→ EXERCISE PROMPT: The reply should match the listing below character for character, except that no image is carried over.

→ RECORDS TO USE:
----

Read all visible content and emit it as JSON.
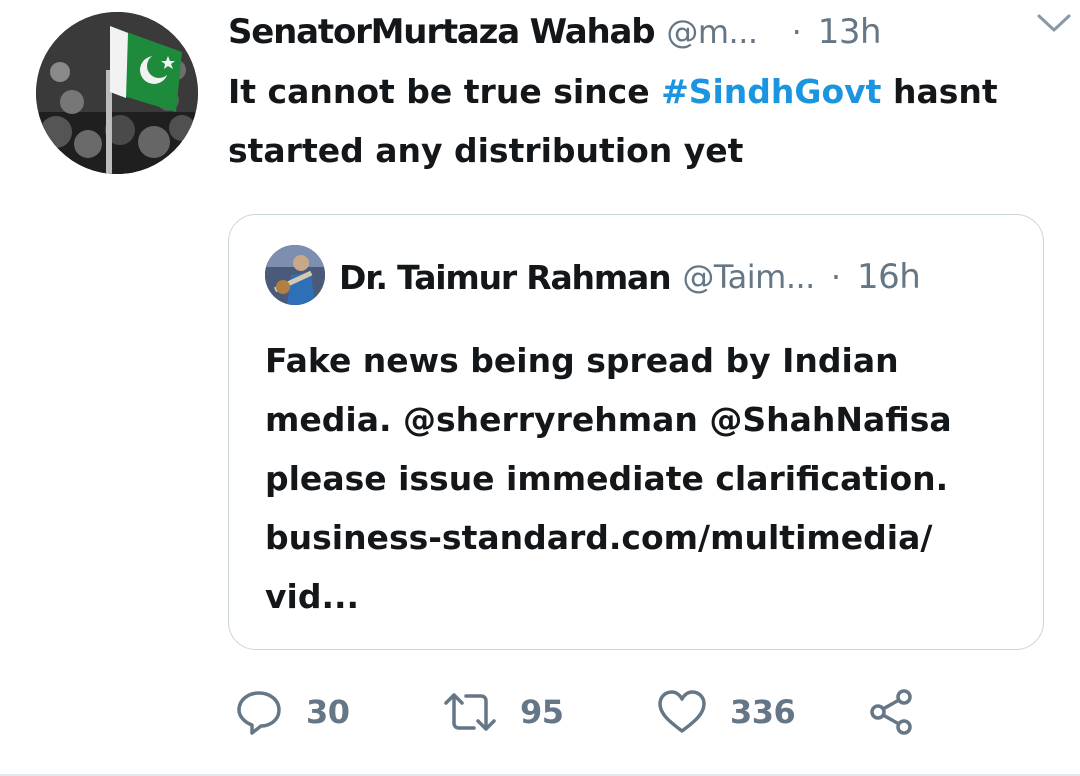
{
  "tweet": {
    "display_name": "SenatorMurtaza Wahab",
    "handle": "@m...",
    "separator": "·",
    "time": "13h",
    "body": {
      "prefix": "It cannot be true since ",
      "hashtag": "#SindhGovt",
      "suffix": " hasnt started any distribution yet"
    },
    "avatar_icon": "flag-crowd-avatar",
    "caret_icon": "chevron-down-icon"
  },
  "quoted_tweet": {
    "display_name": "Dr. Taimur Rahman",
    "handle": "@Taim...",
    "separator": "·",
    "time": "16h",
    "avatar_icon": "guitarist-avatar",
    "body_lines": [
      "Fake news being spread by Indian",
      "media. @sherryrehman @ShahNafisa",
      "please issue immediate clarification.",
      "business-standard.com/multimedia/",
      "vid..."
    ]
  },
  "actions": {
    "reply": {
      "icon": "reply-icon",
      "count": "30"
    },
    "retweet": {
      "icon": "retweet-icon",
      "count": "95"
    },
    "like": {
      "icon": "heart-icon",
      "count": "336"
    },
    "share": {
      "icon": "share-icon"
    }
  },
  "colors": {
    "text": "#14171a",
    "secondary": "#657786",
    "link": "#1b95e0",
    "border": "#ccd6dd",
    "flag_green": "#1e8a3c"
  }
}
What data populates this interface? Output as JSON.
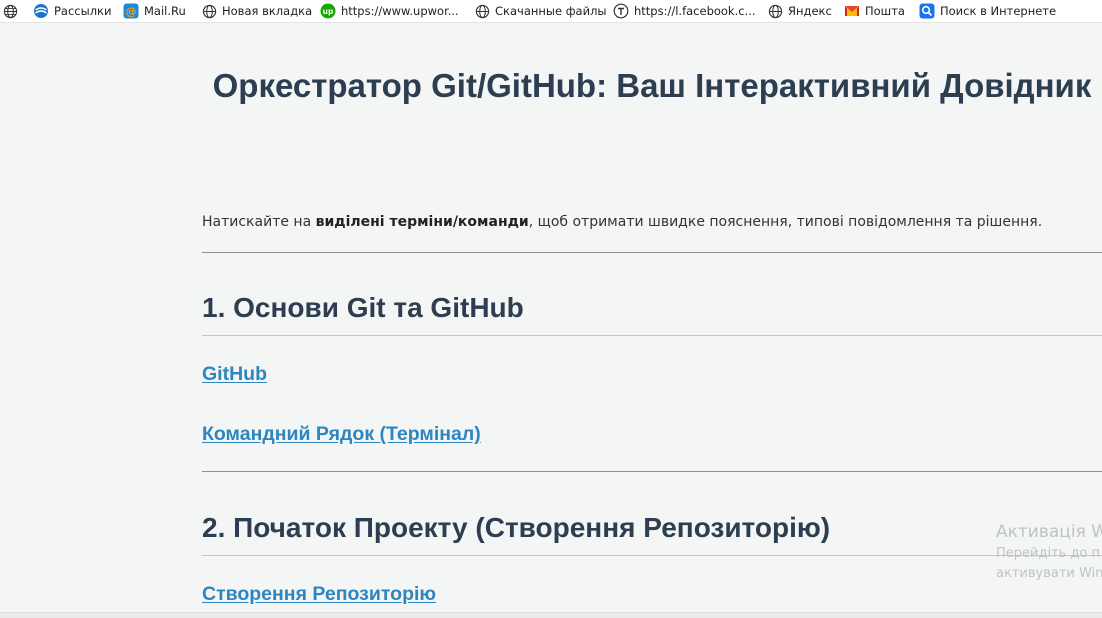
{
  "bookmarks": [
    {
      "label": "",
      "icon": "globe-icon"
    },
    {
      "label": "Рассылки",
      "icon": "mailing-icon"
    },
    {
      "label": "Mail.Ru",
      "icon": "mailru-icon"
    },
    {
      "label": "Новая вкладка",
      "icon": "globe-icon"
    },
    {
      "label": "https://www.upwor...",
      "icon": "upwork-icon"
    },
    {
      "label": "Скачанные файлы",
      "icon": "globe-icon"
    },
    {
      "label": "https://l.facebook.c...",
      "icon": "tumblr-like-icon"
    },
    {
      "label": "Яндекс",
      "icon": "globe-icon"
    },
    {
      "label": "Пошта",
      "icon": "gmail-icon"
    },
    {
      "label": "Поиск в Интернете",
      "icon": "search-icon"
    }
  ],
  "page": {
    "title": "Оркестратор Git/GitHub: Ваш Інтерактивний Довідник",
    "intro_prefix": "Натискайте на ",
    "intro_bold": "виділені терміни/команди",
    "intro_suffix": ", щоб отримати швидке пояснення, типові повідомлення та рішення."
  },
  "sections": [
    {
      "title": "1. Основи Git та GitHub",
      "terms": [
        "GitHub",
        "Командний Рядок (Термінал)"
      ]
    },
    {
      "title": "2. Початок Проекту (Створення Репозиторію)",
      "terms": [
        "Створення Репозиторію"
      ]
    }
  ],
  "watermark": {
    "title": "Активація Wi",
    "line1": "Перейдіть до п",
    "line2": "активувати Win"
  },
  "colors": {
    "heading": "#2c3e50",
    "link": "#2e86c1",
    "background": "#f4f5f5"
  }
}
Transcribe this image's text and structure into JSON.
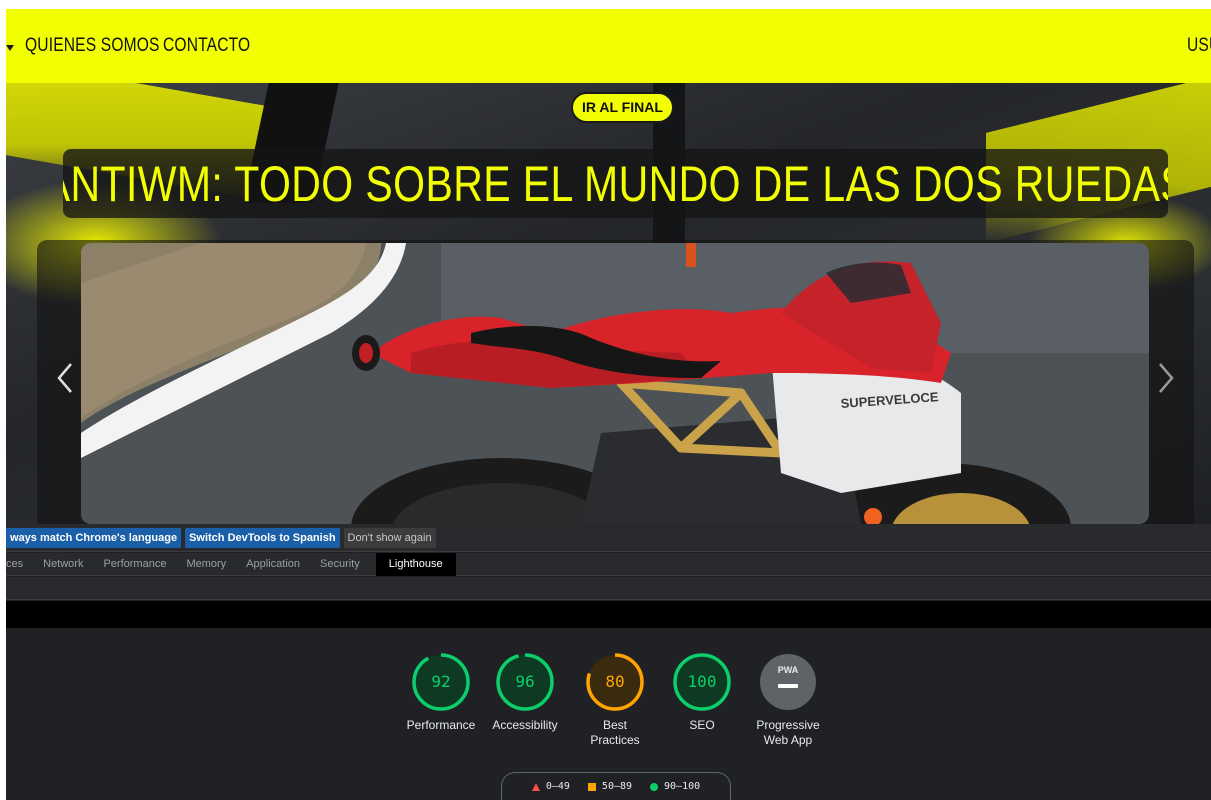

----

→ EXERCISE RESULT:
Read all visible content and emit it as JSON.
{
  "tweet": {
    "display_name": "SenatorMurtaza Wahab",
    "handle": "@m...",
    "separator": "·",
    "time": "13h",
    "body": {
      "prefix": "It cannot be true since ",
      "hashtag": "#SindhGovt",
      "suffix": " hasnt started any distribution yet"
    },
    "avatar_icon": "flag-crowd-avatar",
    "caret_icon": "chevron-down-icon"
  },
  "quoted_tweet": {
    "display_name": "Dr. Taimur Rahman",
    "handle": "@Taim...",
    "separator": "·",
    "time": "16h",
    "avatar_icon": "guitarist-avatar",
    "body_lines": [
      "Fake news being spread by Indian",
      "media. @sherryrehman @ShahNafisa",
      "please issue immediate clarification.",
      "business-standard.com/multimedia/",
      "vid..."
    ]
  },
  "actions": {
    "reply": {
      "icon": "reply-icon",
      "count": "30"
    },
    "retweet": {
      "icon": "retweet-icon",
      "count": "95"
    },
    "like": {
      "icon": "heart-icon",
      "count": "336"
    },
    "share": {
      "icon": "share-icon"
    }
  },
  "colors": {
    "text": "#14171a",
    "secondary": "#657786",
    "link": "#1b95e0",
    "border": "#ccd6dd",
    "flag_green": "#1e8a3c"
  }
}
What data populates this interface? Output as JSON.
{
  "bookmarks": [
    {
      "label": "",
      "icon": "globe-icon"
    },
    {
      "label": "Рассылки",
      "icon": "mailing-icon"
    },
    {
      "label": "Mail.Ru",
      "icon": "mailru-icon"
    },
    {
      "label": "Новая вкладка",
      "icon": "globe-icon"
    },
    {
      "label": "https://www.upwor...",
      "icon": "upwork-icon"
    },
    {
      "label": "Скачанные файлы",
      "icon": "globe-icon"
    },
    {
      "label": "https://l.facebook.c...",
      "icon": "tumblr-like-icon"
    },
    {
      "label": "Яндекс",
      "icon": "globe-icon"
    },
    {
      "label": "Пошта",
      "icon": "gmail-icon"
    },
    {
      "label": "Поиск в Интернете",
      "icon": "search-icon"
    }
  ],
  "page": {
    "title": "Оркестратор Git/GitHub: Ваш Інтерактивний Довідник",
    "intro_prefix": "Натискайте на ",
    "intro_bold": "виділені терміни/команди",
    "intro_suffix": ", щоб отримати швидке пояснення, типові повідомлення та рішення."
  },
  "sections": [
    {
      "title": "1. Основи Git та GitHub",
      "terms": [
        "GitHub",
        "Командний Рядок (Термінал)"
      ]
    },
    {
      "title": "2. Початок Проекту (Створення Репозиторію)",
      "terms": [
        "Створення Репозиторію"
      ]
    }
  ],
  "watermark": {
    "title": "Активація Wi",
    "line1": "Перейдіть до п",
    "line2": "активувати Win"
  },
  "colors": {
    "heading": "#2c3e50",
    "link": "#2e86c1",
    "background": "#f4f5f5"
  }
}
Transcribe this image's text and structure into JSON.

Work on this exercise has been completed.